─── DATA EXTRACT ───
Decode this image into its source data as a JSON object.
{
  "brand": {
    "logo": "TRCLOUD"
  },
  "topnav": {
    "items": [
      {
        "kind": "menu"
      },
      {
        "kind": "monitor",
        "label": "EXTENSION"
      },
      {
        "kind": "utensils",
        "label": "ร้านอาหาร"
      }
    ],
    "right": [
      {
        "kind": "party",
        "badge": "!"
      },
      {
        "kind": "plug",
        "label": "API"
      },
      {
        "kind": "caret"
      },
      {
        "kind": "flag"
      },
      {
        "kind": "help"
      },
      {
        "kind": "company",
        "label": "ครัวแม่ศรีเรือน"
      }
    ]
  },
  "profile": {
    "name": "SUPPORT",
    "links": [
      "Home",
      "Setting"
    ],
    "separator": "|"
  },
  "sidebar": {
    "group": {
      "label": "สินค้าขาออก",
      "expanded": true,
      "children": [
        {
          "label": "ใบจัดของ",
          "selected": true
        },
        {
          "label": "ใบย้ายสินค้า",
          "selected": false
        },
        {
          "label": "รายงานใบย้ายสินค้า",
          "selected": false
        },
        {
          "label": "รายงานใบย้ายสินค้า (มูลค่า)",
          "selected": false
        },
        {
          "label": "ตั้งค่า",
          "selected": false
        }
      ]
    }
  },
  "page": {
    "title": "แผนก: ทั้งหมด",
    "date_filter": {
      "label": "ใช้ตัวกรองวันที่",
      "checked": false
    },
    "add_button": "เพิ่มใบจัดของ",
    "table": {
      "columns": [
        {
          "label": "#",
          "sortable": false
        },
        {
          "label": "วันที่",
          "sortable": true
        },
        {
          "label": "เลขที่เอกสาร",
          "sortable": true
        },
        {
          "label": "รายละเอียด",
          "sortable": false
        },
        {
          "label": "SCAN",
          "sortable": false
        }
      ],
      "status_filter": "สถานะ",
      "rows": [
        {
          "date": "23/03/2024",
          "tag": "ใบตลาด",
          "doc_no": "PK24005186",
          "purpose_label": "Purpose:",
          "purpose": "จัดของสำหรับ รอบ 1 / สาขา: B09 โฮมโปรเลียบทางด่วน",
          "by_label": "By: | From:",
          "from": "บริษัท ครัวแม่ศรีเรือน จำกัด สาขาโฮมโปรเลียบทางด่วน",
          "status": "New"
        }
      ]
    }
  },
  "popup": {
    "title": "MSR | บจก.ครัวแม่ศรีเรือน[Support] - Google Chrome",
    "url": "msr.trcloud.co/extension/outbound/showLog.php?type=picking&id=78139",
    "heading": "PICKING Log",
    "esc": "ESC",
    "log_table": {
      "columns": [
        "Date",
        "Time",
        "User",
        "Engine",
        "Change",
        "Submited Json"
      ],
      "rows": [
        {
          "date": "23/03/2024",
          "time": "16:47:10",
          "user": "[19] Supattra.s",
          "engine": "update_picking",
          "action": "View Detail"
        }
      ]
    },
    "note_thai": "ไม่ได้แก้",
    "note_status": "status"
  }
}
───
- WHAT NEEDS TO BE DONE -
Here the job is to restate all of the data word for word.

- REPLY -
Decode this image into its source data as a JSON object.
{
  "brand": {
    "logo": "TRCLOUD"
  },
  "topnav": {
    "items": [
      {
        "kind": "menu"
      },
      {
        "kind": "monitor",
        "label": "EXTENSION"
      },
      {
        "kind": "utensils",
        "label": "ร้านอาหาร"
      }
    ],
    "right": [
      {
        "kind": "party",
        "badge": "!"
      },
      {
        "kind": "plug",
        "label": "API"
      },
      {
        "kind": "caret"
      },
      {
        "kind": "flag"
      },
      {
        "kind": "help"
      },
      {
        "kind": "company",
        "label": "ครัวแม่ศรีเรือน"
      }
    ]
  },
  "profile": {
    "name": "SUPPORT",
    "links": [
      "Home",
      "Setting"
    ],
    "separator": "|"
  },
  "sidebar": {
    "group": {
      "label": "สินค้าขาออก",
      "expanded": true,
      "children": [
        {
          "label": "ใบจัดของ",
          "selected": true
        },
        {
          "label": "ใบย้ายสินค้า",
          "selected": false
        },
        {
          "label": "รายงานใบย้ายสินค้า",
          "selected": false
        },
        {
          "label": "รายงานใบย้ายสินค้า (มูลค่า)",
          "selected": false
        },
        {
          "label": "ตั้งค่า",
          "selected": false
        }
      ]
    }
  },
  "page": {
    "title": "แผนก: ทั้งหมด",
    "date_filter": {
      "label": "ใช้ตัวกรองวันที่",
      "checked": false
    },
    "add_button": "เพิ่มใบจัดของ",
    "table": {
      "columns": [
        {
          "label": "#",
          "sortable": false
        },
        {
          "label": "วันที่",
          "sortable": true
        },
        {
          "label": "เลขที่เอกสาร",
          "sortable": true
        },
        {
          "label": "รายละเอียด",
          "sortable": false
        },
        {
          "label": "SCAN",
          "sortable": false
        }
      ],
      "status_filter": "สถานะ",
      "rows": [
        {
          "date": "23/03/2024",
          "tag": "ใบตลาด",
          "doc_no": "PK24005186",
          "purpose_label": "Purpose:",
          "purpose": "จัดของสำหรับ รอบ 1 / สาขา: B09 โฮมโปรเลียบทางด่วน",
          "by_label": "By: | From:",
          "from": "บริษัท ครัวแม่ศรีเรือน จำกัด สาขาโฮมโปรเลียบทางด่วน",
          "status": "New"
        }
      ]
    }
  },
  "popup": {
    "title": "MSR | บจก.ครัวแม่ศรีเรือน[Support] - Google Chrome",
    "url": "msr.trcloud.co/extension/outbound/showLog.php?type=picking&id=78139",
    "heading": "PICKING Log",
    "esc": "ESC",
    "log_table": {
      "columns": [
        "Date",
        "Time",
        "User",
        "Engine",
        "Change",
        "Submited Json"
      ],
      "rows": [
        {
          "date": "23/03/2024",
          "time": "16:47:10",
          "user": "[19] Supattra.s",
          "engine": "update_picking",
          "action": "View Detail"
        }
      ]
    },
    "note_thai": "ไม่ได้แก้",
    "note_status": "status"
  }
}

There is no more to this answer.